Arsenic and many of its compounds are especially potent poisons. Many water supplies close to mines are contaminated by these poisons. Arsenic disrupts ATP production through several mechanisms. At the level of the citric acid cycle, arsenic inhibits lipoic acid, which is a cofactor for pyruvate dehydrogenase; and by competing with phosphate it uncouples oxidative phosphorylation, thus inhibiting energy-linked reduction of NAD+, mitochondrial respiration and ATP synthesis. Hydrogen peroxide production is also increased, which, it is speculated, has potential to form reactive oxygen species and oxidative stress. These metabolic interferences lead to death from multi-system organ failure, it is presumed from necrotic cell death, not apoptosis. A post mortem reveals brick-red-coloured mucosa, owing to severe haemorrhage.
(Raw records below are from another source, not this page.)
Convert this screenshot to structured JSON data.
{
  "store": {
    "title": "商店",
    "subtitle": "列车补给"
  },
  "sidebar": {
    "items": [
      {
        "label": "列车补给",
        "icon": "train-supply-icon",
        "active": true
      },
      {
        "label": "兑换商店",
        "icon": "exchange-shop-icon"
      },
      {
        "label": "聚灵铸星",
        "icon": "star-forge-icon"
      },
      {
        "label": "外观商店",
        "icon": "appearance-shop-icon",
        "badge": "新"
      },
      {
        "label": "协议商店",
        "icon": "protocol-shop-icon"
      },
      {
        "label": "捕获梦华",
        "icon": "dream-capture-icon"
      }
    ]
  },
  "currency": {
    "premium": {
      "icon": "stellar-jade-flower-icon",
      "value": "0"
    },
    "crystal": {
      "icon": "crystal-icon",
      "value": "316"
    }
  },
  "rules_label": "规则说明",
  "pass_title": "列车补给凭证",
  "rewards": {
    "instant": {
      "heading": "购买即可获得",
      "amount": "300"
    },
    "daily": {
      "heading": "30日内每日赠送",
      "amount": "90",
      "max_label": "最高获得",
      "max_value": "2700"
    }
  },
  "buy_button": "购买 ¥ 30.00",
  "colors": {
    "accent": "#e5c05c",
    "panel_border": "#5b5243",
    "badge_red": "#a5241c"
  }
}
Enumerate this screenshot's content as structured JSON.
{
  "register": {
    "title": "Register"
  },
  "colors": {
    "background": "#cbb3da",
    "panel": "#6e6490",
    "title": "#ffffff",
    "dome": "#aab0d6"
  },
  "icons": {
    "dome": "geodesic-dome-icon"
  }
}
Although arsenic causes toxicity, it can also play a protective role. 

Elemental arsenic and arsenic compounds are classified as "toxic" and "dangerous for the environment" in the European Union under directive 67/548/EEC. The International Agency for Research on Cancer (IARC) recognizes arsenic and arsenic compounds as group 1 carcinogens, and the EU lists arsenic trioxide, arsenic pentoxide and arsenate salts as category 1 carcinogens.

Arsenic is known to cause arsenicosis owing to its manifestation in drinking water, “the most common species being arsenate 42-; as(v) > and arsenite 3aso3 ; as(iii) >”. The ability of arsenic to undergo redox conversion between As(III) and As(V) makes its availability in the environment more abundant. According to Croal, Gralnick, Malasarn and Newman, “ understanding what stimulates As(III) oxidation and/or limits As(V) reduction is relevant for bioremediation of contaminated sites (Croal). The study of chemolithoautotrophic As(III) oxidizers and the heterotrophic As(V) reducers can help the understanding of the oxidation and/or reduction of arsenic. 

Treatment of chronic arsenic poisoning is easily accomplished. British anti-lewisite (dimercaprol) is prescribed in dosages of 5 mg/kg up to 300 mg each 4 hours for the first day. Then administer the same dosage each 6 hours for the second day. Then prescribe this dosage each 8 hours for eight additional days.  However the Agency for Toxic Substances and Disease Registry (ATSDR) states that the long-term effects of arsenic exposure cannot be predicted. Blood, urine, hair, and nails may be tested for arsenic; however, these tests cannot foresee possible health outcomes from the exposure. Excretion occurs in the urine and long-term exposure to arsenic has been linked to bladder and kidney cancer in addition to cancer of the liver, prostate, skin, lungs and nasal cavity.

Occupational exposure and arsenic poisoning may occur in persons working in industries involving the use of inorganic arsenic and its compounds, such as wood preservation, glass production, nonferrous metal alloys, and electronic semiconductor manufacturing. Inorganic arsenic is also found in coke oven emissions associated with the smelter industry. (wikipedia)

Comments

No comments yet. Why don't you post the first comment?

Post a comment

Your name: *

Your email address: *

Comment text: *

The image that appears on your comment is your Gravatar